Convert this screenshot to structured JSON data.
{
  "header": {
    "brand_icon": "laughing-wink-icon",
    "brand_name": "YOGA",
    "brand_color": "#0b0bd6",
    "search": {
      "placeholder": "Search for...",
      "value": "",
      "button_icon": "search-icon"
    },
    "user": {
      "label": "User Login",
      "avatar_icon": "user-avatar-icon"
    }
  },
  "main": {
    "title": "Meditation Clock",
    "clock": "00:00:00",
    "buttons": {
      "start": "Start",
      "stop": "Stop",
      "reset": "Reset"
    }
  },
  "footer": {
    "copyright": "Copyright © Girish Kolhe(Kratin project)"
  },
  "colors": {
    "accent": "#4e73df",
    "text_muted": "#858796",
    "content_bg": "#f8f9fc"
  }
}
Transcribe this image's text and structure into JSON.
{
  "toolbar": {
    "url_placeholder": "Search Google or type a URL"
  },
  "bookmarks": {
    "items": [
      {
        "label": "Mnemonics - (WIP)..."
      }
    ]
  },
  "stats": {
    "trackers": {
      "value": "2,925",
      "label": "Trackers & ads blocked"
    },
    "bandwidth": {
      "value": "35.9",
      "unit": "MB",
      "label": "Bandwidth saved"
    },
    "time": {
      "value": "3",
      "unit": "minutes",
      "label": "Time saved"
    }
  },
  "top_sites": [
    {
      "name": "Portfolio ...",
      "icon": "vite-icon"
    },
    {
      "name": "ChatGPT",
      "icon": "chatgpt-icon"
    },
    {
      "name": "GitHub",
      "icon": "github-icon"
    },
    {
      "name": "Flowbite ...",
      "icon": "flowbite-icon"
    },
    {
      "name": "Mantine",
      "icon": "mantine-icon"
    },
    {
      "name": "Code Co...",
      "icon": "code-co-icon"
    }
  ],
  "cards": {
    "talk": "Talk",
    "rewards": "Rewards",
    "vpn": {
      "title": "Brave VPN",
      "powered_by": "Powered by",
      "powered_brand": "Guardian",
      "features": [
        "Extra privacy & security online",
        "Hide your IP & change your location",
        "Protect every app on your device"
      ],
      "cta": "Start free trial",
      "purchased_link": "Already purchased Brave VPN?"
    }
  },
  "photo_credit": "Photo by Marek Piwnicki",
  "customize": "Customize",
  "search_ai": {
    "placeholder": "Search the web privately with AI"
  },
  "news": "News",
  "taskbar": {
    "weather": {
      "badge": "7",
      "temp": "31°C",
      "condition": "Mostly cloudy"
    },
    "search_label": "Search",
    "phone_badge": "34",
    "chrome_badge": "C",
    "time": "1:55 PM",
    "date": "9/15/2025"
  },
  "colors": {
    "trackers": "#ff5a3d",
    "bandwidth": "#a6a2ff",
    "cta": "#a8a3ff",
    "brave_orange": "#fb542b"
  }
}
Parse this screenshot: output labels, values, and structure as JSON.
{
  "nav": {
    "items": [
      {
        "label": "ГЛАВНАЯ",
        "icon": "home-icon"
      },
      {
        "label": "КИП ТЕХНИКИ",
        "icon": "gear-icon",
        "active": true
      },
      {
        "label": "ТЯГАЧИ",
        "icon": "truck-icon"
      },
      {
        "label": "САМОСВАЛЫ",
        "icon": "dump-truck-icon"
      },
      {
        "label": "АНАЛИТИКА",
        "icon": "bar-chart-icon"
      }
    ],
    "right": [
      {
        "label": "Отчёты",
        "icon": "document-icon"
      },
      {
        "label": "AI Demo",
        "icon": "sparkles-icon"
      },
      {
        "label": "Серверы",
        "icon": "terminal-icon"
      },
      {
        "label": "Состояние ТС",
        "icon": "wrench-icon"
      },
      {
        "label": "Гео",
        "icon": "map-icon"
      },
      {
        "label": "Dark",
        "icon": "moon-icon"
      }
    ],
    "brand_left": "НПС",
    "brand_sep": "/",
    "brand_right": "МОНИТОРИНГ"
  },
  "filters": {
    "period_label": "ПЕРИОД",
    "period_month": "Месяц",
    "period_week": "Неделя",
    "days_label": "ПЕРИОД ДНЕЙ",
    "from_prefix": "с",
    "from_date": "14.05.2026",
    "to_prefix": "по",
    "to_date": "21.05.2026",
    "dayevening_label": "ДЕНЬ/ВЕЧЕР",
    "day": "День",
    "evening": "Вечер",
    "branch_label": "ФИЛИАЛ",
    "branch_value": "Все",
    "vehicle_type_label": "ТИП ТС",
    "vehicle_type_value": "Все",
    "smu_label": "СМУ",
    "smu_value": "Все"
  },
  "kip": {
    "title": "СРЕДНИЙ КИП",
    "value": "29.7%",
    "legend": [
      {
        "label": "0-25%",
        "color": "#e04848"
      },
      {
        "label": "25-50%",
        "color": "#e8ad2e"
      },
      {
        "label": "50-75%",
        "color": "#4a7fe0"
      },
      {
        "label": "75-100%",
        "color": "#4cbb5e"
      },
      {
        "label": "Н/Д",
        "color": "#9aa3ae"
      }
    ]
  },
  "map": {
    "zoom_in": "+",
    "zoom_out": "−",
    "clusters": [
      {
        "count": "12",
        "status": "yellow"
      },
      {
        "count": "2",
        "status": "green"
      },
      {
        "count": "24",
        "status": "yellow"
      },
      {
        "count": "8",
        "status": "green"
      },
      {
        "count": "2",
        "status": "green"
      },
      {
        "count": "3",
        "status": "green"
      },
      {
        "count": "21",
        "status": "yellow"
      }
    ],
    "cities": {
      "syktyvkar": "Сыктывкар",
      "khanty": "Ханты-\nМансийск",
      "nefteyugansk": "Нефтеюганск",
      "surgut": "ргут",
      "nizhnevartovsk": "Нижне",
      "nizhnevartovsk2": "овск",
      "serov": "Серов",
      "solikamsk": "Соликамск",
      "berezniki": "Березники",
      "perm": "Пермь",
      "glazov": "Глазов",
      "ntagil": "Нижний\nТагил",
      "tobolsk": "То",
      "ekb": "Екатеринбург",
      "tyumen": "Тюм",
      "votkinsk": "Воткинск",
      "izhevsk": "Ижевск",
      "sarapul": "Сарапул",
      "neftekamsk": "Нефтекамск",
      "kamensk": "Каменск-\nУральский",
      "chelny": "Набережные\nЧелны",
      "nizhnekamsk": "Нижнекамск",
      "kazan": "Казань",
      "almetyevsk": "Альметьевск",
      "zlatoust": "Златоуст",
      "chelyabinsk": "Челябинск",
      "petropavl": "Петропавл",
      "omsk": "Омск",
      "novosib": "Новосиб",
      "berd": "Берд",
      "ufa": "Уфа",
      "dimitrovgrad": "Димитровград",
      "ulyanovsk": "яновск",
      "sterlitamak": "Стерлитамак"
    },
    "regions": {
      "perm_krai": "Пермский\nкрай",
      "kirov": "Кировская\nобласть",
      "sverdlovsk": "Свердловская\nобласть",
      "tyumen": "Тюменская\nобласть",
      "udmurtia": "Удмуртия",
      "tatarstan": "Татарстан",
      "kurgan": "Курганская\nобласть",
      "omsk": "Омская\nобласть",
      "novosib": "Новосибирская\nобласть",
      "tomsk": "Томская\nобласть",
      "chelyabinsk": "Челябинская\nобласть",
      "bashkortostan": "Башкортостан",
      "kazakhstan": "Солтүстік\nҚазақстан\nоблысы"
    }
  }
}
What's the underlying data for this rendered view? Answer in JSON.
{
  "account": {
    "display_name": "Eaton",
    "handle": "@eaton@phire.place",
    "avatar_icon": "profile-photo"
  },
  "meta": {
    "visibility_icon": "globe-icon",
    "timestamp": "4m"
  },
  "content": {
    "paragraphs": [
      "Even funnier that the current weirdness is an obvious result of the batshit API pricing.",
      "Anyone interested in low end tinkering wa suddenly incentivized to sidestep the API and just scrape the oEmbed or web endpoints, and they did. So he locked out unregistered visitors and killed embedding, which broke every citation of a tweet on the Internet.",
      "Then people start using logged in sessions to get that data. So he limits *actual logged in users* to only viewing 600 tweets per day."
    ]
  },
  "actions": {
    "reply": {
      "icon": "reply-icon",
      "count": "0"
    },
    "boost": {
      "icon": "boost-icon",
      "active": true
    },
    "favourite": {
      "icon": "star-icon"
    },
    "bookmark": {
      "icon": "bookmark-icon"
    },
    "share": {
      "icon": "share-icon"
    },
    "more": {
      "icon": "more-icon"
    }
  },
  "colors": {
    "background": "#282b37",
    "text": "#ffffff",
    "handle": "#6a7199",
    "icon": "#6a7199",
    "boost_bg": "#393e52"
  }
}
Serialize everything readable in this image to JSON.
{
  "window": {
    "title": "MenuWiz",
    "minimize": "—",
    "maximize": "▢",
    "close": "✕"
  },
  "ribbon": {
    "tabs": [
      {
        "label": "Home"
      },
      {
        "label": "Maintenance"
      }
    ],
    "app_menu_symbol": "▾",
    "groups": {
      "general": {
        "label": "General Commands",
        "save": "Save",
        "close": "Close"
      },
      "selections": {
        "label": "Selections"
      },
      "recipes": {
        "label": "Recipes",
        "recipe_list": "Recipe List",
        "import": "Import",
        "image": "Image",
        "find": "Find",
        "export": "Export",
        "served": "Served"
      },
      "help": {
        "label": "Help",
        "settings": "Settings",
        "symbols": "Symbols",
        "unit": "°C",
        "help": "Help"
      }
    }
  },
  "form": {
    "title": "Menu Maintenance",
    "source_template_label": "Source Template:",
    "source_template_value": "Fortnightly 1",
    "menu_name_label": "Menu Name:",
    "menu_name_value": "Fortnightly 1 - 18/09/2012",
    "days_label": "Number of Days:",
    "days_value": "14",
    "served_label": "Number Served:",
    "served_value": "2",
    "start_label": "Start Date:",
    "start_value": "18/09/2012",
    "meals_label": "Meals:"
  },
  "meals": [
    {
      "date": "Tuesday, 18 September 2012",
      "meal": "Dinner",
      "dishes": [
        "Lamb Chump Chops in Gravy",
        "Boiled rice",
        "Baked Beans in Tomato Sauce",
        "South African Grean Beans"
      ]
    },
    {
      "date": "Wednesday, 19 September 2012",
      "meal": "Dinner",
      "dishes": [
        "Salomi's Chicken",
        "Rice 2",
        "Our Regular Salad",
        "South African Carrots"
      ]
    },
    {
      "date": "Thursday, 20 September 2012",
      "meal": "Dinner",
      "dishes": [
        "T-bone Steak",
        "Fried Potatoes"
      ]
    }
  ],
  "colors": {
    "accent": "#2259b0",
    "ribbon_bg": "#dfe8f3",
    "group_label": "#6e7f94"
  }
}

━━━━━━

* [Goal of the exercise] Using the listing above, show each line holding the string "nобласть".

* [Expected answer]
      "kirov": "Кировская\nобласть",
      "sverdlovsk": "Свердловская\nобласть",
      "tyumen": "Тюменская\nобласть",
      "kurgan": "Курганская\nобласть",
      "omsk": "Омская\nобласть",
      "novosib": "Новосибирская\nобласть",
      "tomsk": "Томская\nобласть",
      "chelyabinsk": "Челябинская\nобласть",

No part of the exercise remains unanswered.